==== Dataset records

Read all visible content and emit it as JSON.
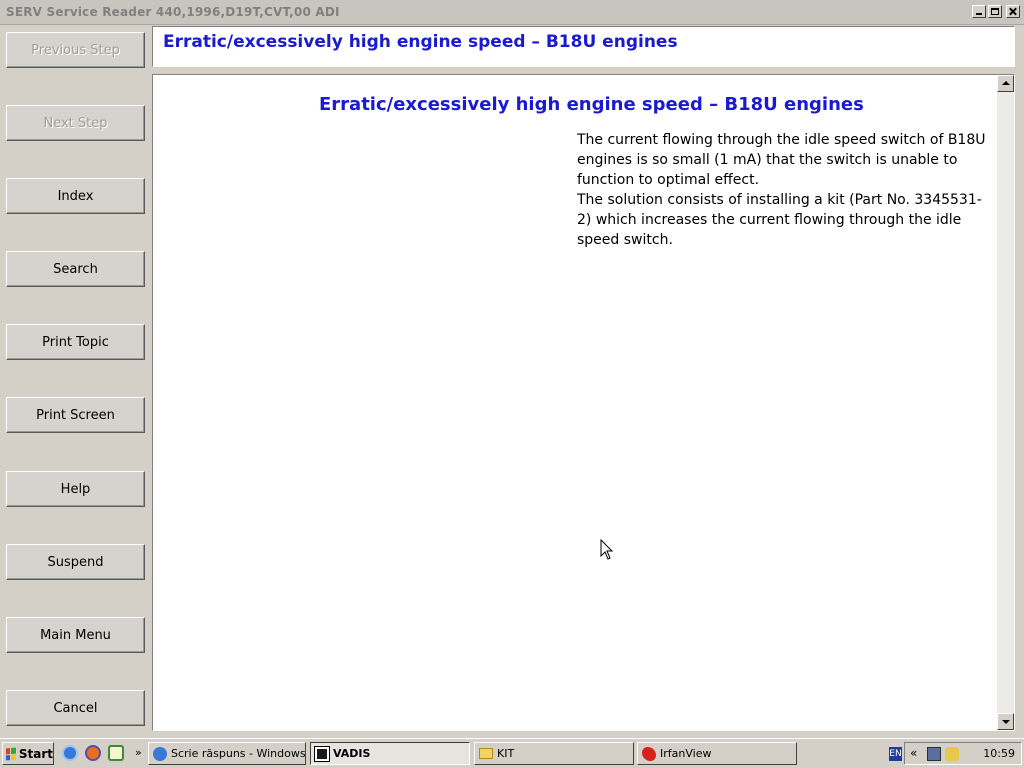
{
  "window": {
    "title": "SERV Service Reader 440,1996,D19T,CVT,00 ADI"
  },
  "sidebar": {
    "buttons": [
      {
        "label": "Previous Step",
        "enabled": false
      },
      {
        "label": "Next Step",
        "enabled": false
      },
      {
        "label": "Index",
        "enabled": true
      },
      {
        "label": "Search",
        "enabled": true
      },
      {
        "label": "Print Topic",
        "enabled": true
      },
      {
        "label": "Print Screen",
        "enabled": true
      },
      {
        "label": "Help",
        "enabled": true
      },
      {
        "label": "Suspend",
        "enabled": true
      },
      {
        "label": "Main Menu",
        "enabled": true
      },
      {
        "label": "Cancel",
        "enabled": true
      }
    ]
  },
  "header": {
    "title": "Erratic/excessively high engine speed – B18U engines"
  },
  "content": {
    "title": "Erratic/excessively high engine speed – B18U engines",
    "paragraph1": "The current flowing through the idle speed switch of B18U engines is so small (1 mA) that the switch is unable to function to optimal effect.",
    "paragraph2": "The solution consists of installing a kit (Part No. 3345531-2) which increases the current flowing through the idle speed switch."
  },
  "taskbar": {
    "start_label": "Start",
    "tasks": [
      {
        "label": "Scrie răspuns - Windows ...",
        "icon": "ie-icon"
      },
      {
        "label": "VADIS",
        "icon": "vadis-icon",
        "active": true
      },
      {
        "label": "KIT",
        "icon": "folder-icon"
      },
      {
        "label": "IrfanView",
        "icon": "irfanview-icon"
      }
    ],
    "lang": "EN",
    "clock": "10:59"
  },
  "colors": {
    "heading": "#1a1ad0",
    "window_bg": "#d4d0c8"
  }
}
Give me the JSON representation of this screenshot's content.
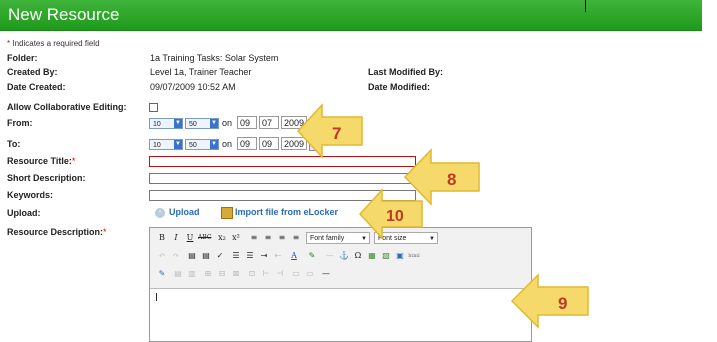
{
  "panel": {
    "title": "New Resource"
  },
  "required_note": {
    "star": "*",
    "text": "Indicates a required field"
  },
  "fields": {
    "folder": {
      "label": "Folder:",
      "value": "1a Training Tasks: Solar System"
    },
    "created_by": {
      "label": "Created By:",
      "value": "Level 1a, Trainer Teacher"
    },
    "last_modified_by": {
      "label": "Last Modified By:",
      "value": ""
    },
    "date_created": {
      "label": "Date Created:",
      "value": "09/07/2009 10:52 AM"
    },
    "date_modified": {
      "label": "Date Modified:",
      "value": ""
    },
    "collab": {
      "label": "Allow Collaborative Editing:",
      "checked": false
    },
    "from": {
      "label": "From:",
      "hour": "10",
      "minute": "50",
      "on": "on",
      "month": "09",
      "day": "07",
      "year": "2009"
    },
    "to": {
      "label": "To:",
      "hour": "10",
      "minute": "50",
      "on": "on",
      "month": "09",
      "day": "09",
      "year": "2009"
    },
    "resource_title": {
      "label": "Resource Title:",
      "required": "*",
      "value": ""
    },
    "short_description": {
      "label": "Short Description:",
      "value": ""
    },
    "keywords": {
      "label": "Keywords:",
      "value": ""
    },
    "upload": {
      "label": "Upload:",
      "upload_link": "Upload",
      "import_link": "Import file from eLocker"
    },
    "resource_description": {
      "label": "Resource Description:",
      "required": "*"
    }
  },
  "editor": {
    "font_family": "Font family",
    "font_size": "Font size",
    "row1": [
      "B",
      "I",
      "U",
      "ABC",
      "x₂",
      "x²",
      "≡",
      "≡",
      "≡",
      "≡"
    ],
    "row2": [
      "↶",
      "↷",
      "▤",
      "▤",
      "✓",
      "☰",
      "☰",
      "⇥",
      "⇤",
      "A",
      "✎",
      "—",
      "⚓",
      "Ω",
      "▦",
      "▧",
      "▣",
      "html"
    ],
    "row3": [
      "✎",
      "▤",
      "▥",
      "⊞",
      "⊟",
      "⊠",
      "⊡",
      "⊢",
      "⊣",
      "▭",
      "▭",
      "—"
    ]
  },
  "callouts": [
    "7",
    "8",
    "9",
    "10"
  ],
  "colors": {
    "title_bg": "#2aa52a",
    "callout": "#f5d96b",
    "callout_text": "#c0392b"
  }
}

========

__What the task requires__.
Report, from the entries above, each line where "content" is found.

__Solution for this exercise__.
Read all visible content and emit it as JSON.
  "content": {
Give me the JSON representation of this screenshot's content.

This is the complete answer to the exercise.